Exercise requirements:
Show all lines from the records below in which the string "Leave" is present.

[Website and app data records]

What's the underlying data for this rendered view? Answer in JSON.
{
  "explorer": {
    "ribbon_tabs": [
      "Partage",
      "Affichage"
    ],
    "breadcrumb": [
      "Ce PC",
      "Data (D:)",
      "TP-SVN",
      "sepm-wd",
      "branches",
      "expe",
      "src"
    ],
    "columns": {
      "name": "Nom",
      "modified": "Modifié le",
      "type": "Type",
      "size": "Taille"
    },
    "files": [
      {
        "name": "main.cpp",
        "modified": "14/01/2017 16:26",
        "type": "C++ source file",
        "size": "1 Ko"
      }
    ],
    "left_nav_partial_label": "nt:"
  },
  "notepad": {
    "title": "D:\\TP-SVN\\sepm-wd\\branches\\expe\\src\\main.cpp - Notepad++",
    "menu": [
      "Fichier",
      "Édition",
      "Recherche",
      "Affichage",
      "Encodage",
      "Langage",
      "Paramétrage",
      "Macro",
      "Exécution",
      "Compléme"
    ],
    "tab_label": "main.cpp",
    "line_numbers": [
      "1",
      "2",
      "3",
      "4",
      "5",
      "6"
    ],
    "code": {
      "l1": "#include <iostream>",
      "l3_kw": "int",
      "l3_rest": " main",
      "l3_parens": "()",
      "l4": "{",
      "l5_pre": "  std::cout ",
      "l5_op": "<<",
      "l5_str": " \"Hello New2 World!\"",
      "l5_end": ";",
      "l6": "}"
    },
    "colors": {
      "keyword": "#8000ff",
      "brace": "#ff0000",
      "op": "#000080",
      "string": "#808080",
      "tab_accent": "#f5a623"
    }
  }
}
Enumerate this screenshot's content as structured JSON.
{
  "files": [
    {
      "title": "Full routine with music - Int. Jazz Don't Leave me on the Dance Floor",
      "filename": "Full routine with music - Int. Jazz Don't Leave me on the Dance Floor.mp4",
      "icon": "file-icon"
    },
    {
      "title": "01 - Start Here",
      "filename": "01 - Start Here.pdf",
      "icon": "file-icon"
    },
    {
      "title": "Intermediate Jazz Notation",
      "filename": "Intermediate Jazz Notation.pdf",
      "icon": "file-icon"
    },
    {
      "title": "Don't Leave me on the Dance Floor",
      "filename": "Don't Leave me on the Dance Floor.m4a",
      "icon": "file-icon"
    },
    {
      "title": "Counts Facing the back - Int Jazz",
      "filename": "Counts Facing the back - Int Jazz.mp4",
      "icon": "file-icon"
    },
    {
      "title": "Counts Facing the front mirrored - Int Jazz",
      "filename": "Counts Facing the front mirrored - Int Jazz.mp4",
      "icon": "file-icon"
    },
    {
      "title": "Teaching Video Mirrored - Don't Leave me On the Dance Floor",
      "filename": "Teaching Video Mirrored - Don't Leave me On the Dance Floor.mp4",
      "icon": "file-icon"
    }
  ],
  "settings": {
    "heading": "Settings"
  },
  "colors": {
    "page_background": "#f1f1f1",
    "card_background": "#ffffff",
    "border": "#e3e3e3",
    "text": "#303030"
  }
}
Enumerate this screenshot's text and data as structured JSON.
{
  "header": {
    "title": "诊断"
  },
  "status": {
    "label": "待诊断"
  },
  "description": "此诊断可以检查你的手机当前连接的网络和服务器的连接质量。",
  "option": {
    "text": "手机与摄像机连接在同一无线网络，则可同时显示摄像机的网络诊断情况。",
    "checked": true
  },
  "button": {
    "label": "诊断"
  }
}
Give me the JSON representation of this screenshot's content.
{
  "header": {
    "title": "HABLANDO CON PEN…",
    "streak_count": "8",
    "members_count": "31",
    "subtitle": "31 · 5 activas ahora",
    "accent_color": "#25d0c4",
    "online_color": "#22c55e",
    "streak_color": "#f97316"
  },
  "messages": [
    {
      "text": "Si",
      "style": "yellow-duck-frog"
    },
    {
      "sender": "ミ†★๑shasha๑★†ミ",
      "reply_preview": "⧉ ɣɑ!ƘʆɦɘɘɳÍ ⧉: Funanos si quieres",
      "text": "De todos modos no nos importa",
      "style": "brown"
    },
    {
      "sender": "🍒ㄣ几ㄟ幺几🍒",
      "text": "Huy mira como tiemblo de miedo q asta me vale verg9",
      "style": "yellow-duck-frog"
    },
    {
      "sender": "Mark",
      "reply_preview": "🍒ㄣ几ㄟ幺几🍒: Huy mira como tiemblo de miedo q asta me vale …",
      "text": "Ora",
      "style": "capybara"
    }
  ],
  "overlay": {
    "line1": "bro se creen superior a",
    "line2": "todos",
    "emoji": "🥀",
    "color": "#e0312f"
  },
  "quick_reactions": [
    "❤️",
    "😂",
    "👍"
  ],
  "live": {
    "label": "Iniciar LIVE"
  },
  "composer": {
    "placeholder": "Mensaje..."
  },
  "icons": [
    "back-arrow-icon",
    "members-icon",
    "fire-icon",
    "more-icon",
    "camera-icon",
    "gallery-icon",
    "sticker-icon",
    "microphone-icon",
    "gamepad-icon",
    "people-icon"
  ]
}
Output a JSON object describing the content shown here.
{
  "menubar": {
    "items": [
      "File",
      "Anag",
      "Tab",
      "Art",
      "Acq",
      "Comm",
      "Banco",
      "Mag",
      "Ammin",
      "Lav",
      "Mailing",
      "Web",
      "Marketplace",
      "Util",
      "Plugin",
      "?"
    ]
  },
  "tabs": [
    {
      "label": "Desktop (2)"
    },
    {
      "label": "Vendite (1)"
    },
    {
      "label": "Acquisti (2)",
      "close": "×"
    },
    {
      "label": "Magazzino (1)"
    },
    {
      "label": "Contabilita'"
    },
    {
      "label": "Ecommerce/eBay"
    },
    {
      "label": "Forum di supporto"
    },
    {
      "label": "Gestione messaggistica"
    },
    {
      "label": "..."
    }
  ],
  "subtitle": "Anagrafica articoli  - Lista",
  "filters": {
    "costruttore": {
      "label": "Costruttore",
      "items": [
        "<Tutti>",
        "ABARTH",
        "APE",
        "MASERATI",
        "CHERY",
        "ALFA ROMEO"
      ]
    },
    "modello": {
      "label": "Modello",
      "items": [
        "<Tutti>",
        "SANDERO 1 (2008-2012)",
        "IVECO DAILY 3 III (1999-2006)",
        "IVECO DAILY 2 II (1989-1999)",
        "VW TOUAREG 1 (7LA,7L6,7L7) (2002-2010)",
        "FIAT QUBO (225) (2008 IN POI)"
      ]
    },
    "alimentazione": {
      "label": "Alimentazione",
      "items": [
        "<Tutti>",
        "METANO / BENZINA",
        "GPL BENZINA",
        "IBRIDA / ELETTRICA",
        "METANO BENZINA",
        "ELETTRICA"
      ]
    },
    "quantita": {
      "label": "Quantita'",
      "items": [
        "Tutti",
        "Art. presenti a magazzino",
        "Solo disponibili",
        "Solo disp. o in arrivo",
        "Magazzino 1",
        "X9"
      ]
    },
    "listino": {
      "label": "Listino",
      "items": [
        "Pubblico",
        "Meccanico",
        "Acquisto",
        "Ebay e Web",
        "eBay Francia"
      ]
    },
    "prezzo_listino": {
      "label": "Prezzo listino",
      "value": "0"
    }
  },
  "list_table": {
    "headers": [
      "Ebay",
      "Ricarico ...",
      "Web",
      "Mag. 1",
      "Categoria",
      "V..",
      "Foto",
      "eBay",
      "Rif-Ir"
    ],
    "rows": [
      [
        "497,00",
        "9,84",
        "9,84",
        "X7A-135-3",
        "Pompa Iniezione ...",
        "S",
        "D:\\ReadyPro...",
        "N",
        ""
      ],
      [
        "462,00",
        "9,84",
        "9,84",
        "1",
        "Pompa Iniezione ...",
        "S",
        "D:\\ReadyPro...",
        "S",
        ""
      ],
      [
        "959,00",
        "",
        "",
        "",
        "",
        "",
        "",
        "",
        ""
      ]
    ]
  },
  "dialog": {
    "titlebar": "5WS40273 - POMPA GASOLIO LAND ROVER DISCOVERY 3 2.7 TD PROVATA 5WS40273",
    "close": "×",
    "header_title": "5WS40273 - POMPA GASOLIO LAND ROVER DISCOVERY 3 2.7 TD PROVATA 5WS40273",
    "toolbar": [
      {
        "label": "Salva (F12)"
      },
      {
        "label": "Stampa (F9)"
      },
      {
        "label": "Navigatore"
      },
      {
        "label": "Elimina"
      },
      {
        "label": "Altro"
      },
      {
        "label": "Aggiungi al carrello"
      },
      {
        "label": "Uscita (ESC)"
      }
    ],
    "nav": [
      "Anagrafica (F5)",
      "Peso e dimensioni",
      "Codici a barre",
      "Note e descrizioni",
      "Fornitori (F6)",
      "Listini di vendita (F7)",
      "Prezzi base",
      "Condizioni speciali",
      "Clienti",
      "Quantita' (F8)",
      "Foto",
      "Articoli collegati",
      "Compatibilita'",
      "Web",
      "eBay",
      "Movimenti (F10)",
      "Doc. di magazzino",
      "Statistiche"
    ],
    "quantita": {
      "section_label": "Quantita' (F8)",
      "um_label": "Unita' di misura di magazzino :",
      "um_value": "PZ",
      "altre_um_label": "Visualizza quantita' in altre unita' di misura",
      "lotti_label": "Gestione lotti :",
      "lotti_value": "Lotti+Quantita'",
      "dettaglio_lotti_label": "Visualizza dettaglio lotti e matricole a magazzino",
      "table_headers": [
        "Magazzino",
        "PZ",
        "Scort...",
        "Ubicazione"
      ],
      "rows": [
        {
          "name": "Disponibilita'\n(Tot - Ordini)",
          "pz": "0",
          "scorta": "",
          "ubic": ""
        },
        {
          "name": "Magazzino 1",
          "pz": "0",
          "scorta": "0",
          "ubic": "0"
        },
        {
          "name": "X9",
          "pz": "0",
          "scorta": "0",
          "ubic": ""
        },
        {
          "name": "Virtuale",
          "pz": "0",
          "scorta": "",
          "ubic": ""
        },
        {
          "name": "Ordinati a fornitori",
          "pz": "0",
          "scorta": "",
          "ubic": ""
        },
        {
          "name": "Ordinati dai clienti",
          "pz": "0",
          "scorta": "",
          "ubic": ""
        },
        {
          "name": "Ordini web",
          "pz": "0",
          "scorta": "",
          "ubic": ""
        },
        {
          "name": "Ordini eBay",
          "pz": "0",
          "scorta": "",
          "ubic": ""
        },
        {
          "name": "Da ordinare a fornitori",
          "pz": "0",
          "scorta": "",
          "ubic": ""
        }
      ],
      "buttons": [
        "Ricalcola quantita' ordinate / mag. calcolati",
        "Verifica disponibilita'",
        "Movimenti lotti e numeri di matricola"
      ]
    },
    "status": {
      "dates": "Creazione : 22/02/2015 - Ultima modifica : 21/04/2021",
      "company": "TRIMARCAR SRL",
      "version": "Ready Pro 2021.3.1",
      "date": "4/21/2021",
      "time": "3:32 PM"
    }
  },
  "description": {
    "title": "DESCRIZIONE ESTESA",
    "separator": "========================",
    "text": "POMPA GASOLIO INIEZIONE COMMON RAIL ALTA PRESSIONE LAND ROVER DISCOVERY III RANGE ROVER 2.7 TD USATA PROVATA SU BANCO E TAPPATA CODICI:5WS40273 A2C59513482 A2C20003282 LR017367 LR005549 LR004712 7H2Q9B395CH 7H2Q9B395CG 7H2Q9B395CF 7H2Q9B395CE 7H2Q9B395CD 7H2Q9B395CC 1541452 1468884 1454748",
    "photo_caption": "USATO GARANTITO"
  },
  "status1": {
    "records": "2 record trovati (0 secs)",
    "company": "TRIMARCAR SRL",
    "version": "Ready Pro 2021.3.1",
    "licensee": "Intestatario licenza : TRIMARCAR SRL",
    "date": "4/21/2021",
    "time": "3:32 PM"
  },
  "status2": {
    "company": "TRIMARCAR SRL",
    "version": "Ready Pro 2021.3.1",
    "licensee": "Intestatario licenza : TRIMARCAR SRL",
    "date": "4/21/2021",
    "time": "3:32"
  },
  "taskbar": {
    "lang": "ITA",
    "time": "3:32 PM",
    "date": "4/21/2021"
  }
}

Answer space:
      "title": "Full routine with music - Int. Jazz Don't Leave me on the Dance Floor",
      "filename": "Full routine with music - Int. Jazz Don't Leave me on the Dance Floor.mp4",
      "title": "Don't Leave me on the Dance Floor",
      "filename": "Don't Leave me on the Dance Floor.m4a",
      "title": "Teaching Video Mirrored - Don't Leave me On the Dance Floor",
      "filename": "Teaching Video Mirrored - Don't Leave me On the Dance Floor.mp4",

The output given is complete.